This lesson can give you a clear idea of whether you really want to commit to flight lessons. You may get up in the air and realize that you're more comfortable in a passenger seat and far away from the cockpit—or you may be exhilarated by the experience and ready to do whatever it takes to get back behind the controls of on airplane. No matter which way you end up feeling, an introductory lesson is a good way to find out whether it's worth pursuing your pilot's license.

Decide Which Pilot's License You Want

Once you've confirmed that flight lessons truly are something that you want to commit to, your next step is to figure out which type of pilot's license you want to pursue. There are four different types of pilot's licenses, and each one has different requirements and allows different privileges.

The first type of pilot's license, which you will need sometime during your training, is the student pilot license. While you're in the air with your instructor, you don't need any kind of license at all, but eventually you're going to need to fly solo in order to progress, and for that you need a student license. These licenses have minimal requirements and expire in two years.

The next type of license is the private pilot license. This is the license you'll need if you plan on making flying a hobby, and want to take friends and family up in the air occasionally. To get this license, you'll need at least 40 to 50 hours of flight time, and you'll take a written and practical test. Once you have the license, it never expires.

If you're interested in making flight a career instead of a hobby, you'll need either a commercial pilot license or an airline transport pilot license. The commercial pilot license requires 250 hours of flight time, plus a written and practical exam. This is the minimum license needed to be hired by an airline, and it may also be used for other flight-related jobs like sky-taxiing or flying tours.

If you want to be the Captain of an airplane with a commercial airline, you'll need the airline transport pilot license, which requires 1500 hours of flight time. Having a goal in mind, whether it's being able to rent a plane now and then as a hobbyist or being a Captain with a major airline, can help you find instruction that's best suited to your needs.

Find a Way to Pay

Flying isn't cheap, and the price tag on the activity can stymie many potential students. However, there are ways to make it more affordable. Lessons for hobbyists are usually more affordable than lessons for aspiring commercial pilots, as they need less flight time. The concern for the hobbyist is usually not the cost of the lessons, but the cost of the plane. Buying a plane is a huge expense for someone who doesn't intend to fly frequently. However, you can always rent a plane when you want to fly. This is much more affordable and avoids some of the headaches of plane ownership.

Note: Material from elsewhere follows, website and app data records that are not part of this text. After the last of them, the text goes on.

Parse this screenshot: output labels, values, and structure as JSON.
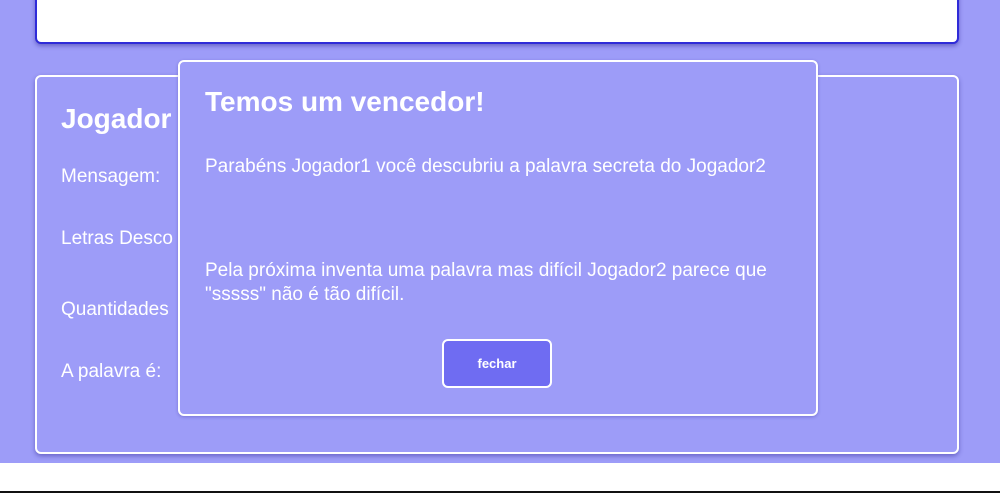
{
  "player_panel": {
    "title": "Jogador",
    "message_label": "Mensagem:",
    "letters_label": "Letras Desco",
    "quantity_label": "Quantidades",
    "word_label": "A palavra é:"
  },
  "modal": {
    "title": "Temos um vencedor!",
    "line1": "Parabéns Jogador1 você descubriu a palavra secreta do Jogador2",
    "line2": "Pela próxima inventa uma palavra mas difícil Jogador2 parece que \"sssss\" não é tão difícil.",
    "close_label": "fechar"
  },
  "colors": {
    "background": "#9d9cf8",
    "button": "#6f6cf2",
    "top_card_border": "#2f2bd8"
  }
}
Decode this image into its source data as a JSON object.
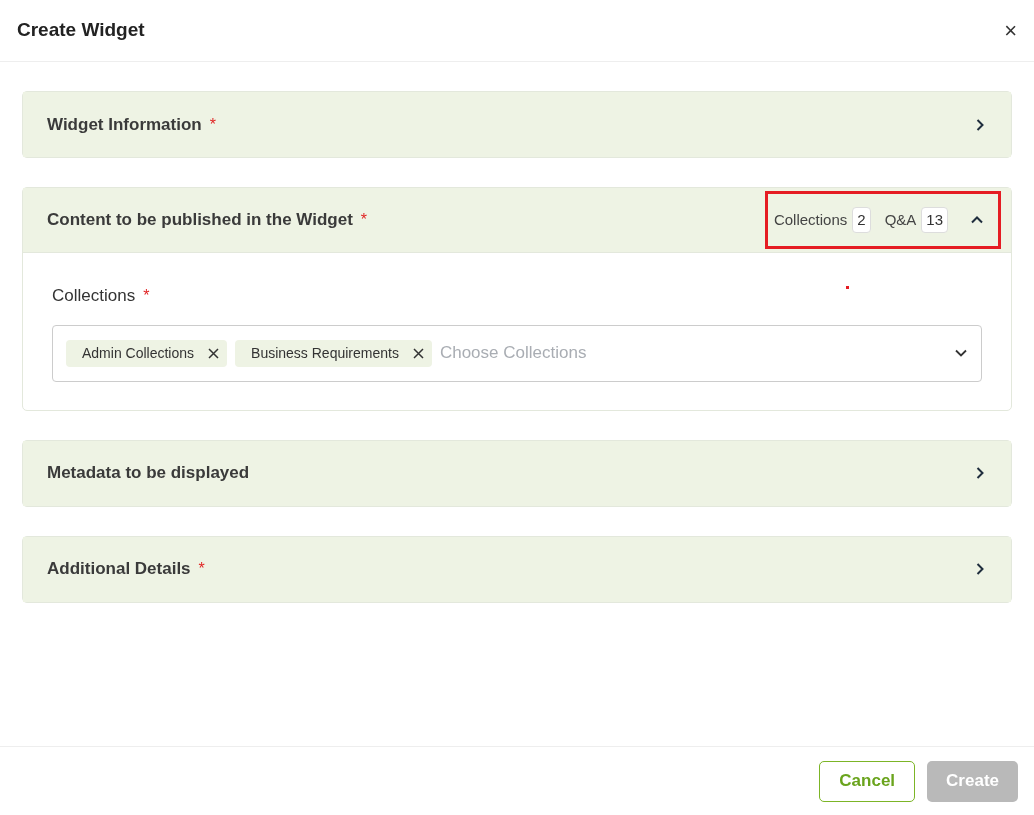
{
  "dialog": {
    "title": "Create Widget",
    "close": "×"
  },
  "sections": [
    {
      "title": "Widget Information",
      "required_mark": "*",
      "expanded": false
    },
    {
      "title": "Content to be published in the Widget",
      "required_mark": "*",
      "expanded": true,
      "highlighted": true,
      "counts": [
        {
          "label": "Collections",
          "value": "2"
        },
        {
          "label": "Q&A",
          "value": "13"
        }
      ],
      "field": {
        "label": "Collections",
        "required_mark": "*",
        "placeholder": "Choose Collections",
        "tags": [
          "Admin Collections",
          "Business Requirements"
        ]
      }
    },
    {
      "title": "Metadata to be displayed",
      "expanded": false
    },
    {
      "title": "Additional Details",
      "required_mark": "*",
      "expanded": false
    }
  ],
  "buttons": [
    {
      "label": "Cancel",
      "disabled": false,
      "kind": "secondary"
    },
    {
      "label": "Create",
      "disabled": true,
      "kind": "primary"
    }
  ]
}
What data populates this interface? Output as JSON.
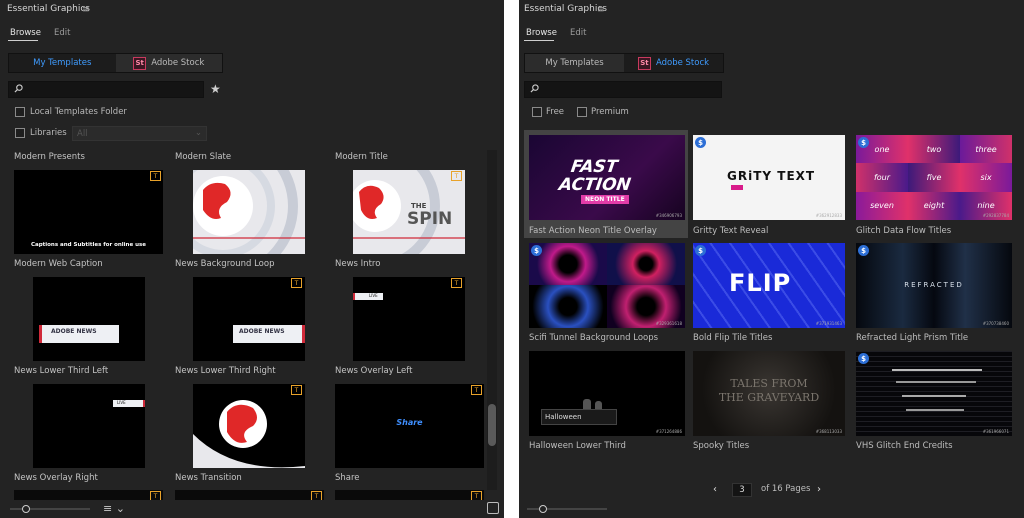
{
  "left": {
    "title": "Essential Graphics",
    "tabs": [
      "Browse",
      "Edit"
    ],
    "seg": {
      "my": "My Templates",
      "stock": "Adobe Stock",
      "st": "St"
    },
    "local": "Local Templates Folder",
    "libraries": "Libraries",
    "libsel": "All",
    "items": [
      {
        "label": "Modern Presents",
        "caption": "Captions and Subtitles for online use"
      },
      {
        "label": "Modern Slate"
      },
      {
        "label": "Modern Title",
        "spin1": "THE",
        "spin2": "SPIN"
      },
      {
        "label": "Modern Web Caption",
        "lt": "ADOBE NEWS"
      },
      {
        "label": "News Background Loop",
        "lt": "ADOBE NEWS"
      },
      {
        "label": "News Intro",
        "live": "LIVE"
      },
      {
        "label": "News Lower Third Left",
        "live": "LIVE"
      },
      {
        "label": "News Lower Third Right"
      },
      {
        "label": "News Overlay Left",
        "share": "Share"
      },
      {
        "label": "News Overlay Right"
      },
      {
        "label": "News Transition"
      },
      {
        "label": "Share"
      }
    ]
  },
  "right": {
    "title": "Essential Graphics",
    "tabs": [
      "Browse",
      "Edit"
    ],
    "seg": {
      "my": "My Templates",
      "stock": "Adobe Stock",
      "st": "St"
    },
    "free": "Free",
    "premium": "Premium",
    "items": [
      {
        "label": "Fast Action Neon Title Overlay",
        "t1": "FAST",
        "t2": "ACTION",
        "t3": "NEON TITLE",
        "id": "#346906793"
      },
      {
        "label": "Gritty Text Reveal",
        "t1": "GRiTY TEXT",
        "id": "#362912833"
      },
      {
        "label": "Glitch Data Flow Titles",
        "words": [
          "one",
          "two",
          "three",
          "four",
          "five",
          "six",
          "seven",
          "eight",
          "nine"
        ],
        "id": "#292837784"
      },
      {
        "label": "Scifi Tunnel Background Loops",
        "id": "#329361618"
      },
      {
        "label": "Bold Flip Tile Titles",
        "t1": "FLIP",
        "id": "#371931463"
      },
      {
        "label": "Refracted Light Prism Title",
        "t1": "REFRACTED",
        "id": "#370738460"
      },
      {
        "label": "Halloween Lower Third",
        "t1": "Halloween",
        "id": "#371264886"
      },
      {
        "label": "Spooky Titles",
        "t1": "TALES FROM",
        "t2": "THE GRAVEYARD",
        "id": "#368113033"
      },
      {
        "label": "VHS Glitch End Credits",
        "id": "#361966071"
      }
    ],
    "pager": {
      "page": "3",
      "of": "of 16 Pages"
    }
  },
  "colors": {
    "accent": "#3f9cff",
    "badge": "#e8a22a",
    "stock": "#2d6fd6"
  }
}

If you want to work as a pilot, you should be able to find funding to help pay for your lessons. Government grants and student loans can be used at many aviation colleges, as can private student loans. There are also a variety of scholarships available from various aviation and pilot associations.

Learning to fly a plane will likely be one of the most rewarding things that you ever do. Relatively few people have pilot's licenses, so you'll be one of an elite group with experiences, knowledge, and skills that will make your life a lot more interesting.